Fred. L Stieglitz – – – – Henry G. Archdall
C. C Stieglitz – – – – – – Arthur Wright
F Groom – – – – – – – – – Ann Wright
M. E. Groom – – – – – – John Anderson
R. Cameron – – – – – – -Isabella Anderson
M. S. C. Cameron – – -Edward Greenbank
Thos. Ransom – – – – -Caroline Greenbank
Sarah Ransom – – – – -Michael Heaps
Henry Cowell – – – – – -Jane Heaps
Mary Cowell – – – – – – -Thos Jackson
Geo. Pineo – – – – – – – -Wm. Piper
H. B. Pineo – – – – – – – -Mary Piper
Archd, M’Intyre – – – – -Thos. Hattley
C. M’Intyre – – – – – – – -Stephen Harvey
H. Drew – – – – – – – – – -Eliza Harvey
Abby Archdall – – – – – -Robt. M’Mullan
Cullenswood, January 1852.
Cornwall Chronicle, 20 March 1852
Cullenswood, February, 1852.
Dear Friends,— In thankfully acknowledging the very kind Address you have sent to me on the occasion of my executing a deed of conveyance of my Church to Trustees, allow me to say that as far as I am individually concerned, the Address is quite uncalled-for, on the principle that he who does his duty is not entitled to any merit for the performance of that duty. What I have done is not a “drop in the bucket” in return for what my God has done, both temporally and spiritually, for me.

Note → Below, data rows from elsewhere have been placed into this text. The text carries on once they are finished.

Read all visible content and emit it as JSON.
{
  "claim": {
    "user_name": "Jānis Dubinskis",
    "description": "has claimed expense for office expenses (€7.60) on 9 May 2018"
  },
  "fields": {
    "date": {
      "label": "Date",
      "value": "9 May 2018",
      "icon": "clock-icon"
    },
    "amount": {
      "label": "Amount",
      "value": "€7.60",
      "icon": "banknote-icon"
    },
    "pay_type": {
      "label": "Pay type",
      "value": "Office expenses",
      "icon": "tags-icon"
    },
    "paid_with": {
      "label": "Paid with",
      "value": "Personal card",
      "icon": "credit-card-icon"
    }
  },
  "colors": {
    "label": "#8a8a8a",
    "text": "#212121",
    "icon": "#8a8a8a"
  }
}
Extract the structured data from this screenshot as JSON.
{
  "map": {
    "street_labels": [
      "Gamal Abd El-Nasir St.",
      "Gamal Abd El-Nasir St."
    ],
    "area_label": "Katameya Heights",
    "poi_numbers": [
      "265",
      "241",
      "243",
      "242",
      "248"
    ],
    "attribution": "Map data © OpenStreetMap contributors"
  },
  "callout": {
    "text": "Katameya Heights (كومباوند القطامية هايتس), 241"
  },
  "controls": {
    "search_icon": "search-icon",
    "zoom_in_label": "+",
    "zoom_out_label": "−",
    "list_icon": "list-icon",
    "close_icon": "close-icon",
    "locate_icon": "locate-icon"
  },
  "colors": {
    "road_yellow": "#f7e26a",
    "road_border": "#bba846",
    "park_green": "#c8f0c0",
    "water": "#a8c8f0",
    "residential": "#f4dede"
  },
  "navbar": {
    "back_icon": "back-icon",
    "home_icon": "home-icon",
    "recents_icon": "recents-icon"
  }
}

The site on which the Church has been erected was, when I settled here twenty -four years ago, a wilderness, and the country around was impassable to a vehicle ; but now the heart is gladdened on the Lord’s Day by observing the arrival of conveyances of all kinds, and of pedestrians wending their way to the House of God. And how has this change been effected ? Why, through the Almighty mercifully allowing most of my undertakings to succeed, and thereby giving me the means of doing so; surety therefore, I owe him what I have done, and far more. I am, however, much gratified by the Address, as it realises one of the most ardent wishes of my heart, namely, that my neighbours should feel a desire to have a place of worship far them selves, and their families. The sentiments contained in the Address evince this desire ; and if I wanted further proof, I have it in the in creasing attendance at Church since the arrival of the Rev. S. Parsons as our Minister.
I have been repaid a thousand-fold the labour and expense of building the Church by the acknowledgment expressed in a note from one of the attendants. In speaking of Cullenswood Church, he says, — “At which place we trust it has pleased God to awaken in our minds a sense of our fallen nature and the necessity of seeking pardon through our Redeemer.” That our Heavenly Father may bless you all with the realization of the sentiments contained in this extract is, and ever will be, the prayer of
Yours very sincerely,
R. V. Legge.
To F. L. Von Stieglitz. and those who signed the Address.
Cornwall Chronicle, 20 March 1852